Washington county restricts facial recognition use by sheriff, country offices
King County, Washington, home to facial recognition-providing tech giants Amazon and Microsoft, has passed a ban on the use of facial recognition by the sheriff’s office and other county administrative offices, local NBC affiliate King5 reports.
The ordinance was passed by King County Council in a 9-0 vote out of concern for the biometric technology’s accuracy, demographic performance disparities, and potential for encroaching on civil liberties. It blocks certain County bodies from using the technology themselves, or obtaining information from third-party facial recognition use. The ordinance includes a right of private action, according to Officer.com.
“The use of facial recognition technology by government agencies poses distinct threats to our residents, including potential misidentification, bias, and the erosion of our civil liberties,” said King County Councilmember Jeanne Kohl-Welles, who sponsored the bill. “The use or misuse of these technologies has potentially devastating consequences which the new ordinance will help to prevent.”
The scope of the bill is limited, however, as King County Sheriff’s Office has previously stated it does not use facial recognition, and it does not apply to cities within King County. The ordinance also includes an exemption for compliance with the National Child Search Assistance Act.
Washington State passed a Microsoft-supported bill restricting the use of facial recognition by police and state government agencies last year.

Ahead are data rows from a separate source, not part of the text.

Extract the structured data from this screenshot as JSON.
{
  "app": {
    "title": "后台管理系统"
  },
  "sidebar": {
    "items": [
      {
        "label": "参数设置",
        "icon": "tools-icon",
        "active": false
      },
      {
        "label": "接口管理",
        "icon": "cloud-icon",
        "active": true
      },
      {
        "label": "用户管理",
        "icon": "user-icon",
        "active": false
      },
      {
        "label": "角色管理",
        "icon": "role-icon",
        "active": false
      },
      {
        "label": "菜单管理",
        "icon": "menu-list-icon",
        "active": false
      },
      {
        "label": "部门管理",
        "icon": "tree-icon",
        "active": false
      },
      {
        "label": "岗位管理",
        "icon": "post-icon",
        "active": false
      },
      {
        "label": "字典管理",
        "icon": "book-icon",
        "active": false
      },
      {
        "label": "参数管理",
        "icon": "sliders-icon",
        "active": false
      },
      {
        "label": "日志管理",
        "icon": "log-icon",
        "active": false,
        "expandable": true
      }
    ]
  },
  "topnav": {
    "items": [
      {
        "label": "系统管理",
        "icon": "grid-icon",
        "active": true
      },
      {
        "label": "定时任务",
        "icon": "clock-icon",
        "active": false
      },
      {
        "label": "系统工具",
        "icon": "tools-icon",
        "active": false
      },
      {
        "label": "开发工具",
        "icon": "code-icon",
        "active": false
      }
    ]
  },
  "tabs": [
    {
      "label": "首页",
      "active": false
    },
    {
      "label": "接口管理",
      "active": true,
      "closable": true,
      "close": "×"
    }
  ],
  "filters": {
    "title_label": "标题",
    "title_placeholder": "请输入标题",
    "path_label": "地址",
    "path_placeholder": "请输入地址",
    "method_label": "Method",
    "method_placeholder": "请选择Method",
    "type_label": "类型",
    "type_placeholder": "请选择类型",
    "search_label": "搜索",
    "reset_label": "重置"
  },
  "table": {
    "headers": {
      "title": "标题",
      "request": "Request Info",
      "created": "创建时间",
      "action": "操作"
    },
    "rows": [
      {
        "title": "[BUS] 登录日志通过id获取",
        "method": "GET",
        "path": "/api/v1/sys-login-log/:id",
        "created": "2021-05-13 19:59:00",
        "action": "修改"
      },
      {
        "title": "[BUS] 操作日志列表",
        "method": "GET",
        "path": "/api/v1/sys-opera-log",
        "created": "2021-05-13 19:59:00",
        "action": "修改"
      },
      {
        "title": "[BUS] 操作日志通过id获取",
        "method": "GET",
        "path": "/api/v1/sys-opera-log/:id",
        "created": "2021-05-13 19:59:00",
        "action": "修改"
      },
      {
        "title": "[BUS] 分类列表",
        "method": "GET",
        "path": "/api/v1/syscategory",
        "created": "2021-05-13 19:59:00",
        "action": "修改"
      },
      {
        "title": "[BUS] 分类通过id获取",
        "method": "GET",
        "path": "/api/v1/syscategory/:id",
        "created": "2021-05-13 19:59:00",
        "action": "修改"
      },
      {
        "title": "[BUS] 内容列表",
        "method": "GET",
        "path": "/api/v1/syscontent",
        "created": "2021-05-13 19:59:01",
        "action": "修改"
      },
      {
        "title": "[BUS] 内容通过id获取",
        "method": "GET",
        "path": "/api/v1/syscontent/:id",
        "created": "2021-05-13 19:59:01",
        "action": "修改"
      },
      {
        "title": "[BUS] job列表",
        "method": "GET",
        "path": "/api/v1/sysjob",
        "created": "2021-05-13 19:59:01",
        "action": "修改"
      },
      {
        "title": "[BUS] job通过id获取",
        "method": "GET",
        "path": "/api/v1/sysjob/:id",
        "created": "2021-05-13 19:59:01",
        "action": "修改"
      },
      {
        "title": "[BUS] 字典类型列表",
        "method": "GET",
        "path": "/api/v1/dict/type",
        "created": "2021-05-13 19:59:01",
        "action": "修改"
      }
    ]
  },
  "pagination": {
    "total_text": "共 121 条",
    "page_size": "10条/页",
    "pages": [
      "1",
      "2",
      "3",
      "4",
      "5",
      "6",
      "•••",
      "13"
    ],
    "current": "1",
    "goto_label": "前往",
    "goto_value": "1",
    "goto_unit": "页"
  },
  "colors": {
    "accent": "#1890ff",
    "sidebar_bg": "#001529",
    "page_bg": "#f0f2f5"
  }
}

Concern about the adoption of face biometrics by King County police nearly scuttled funding for its fingerprint system back in 2018.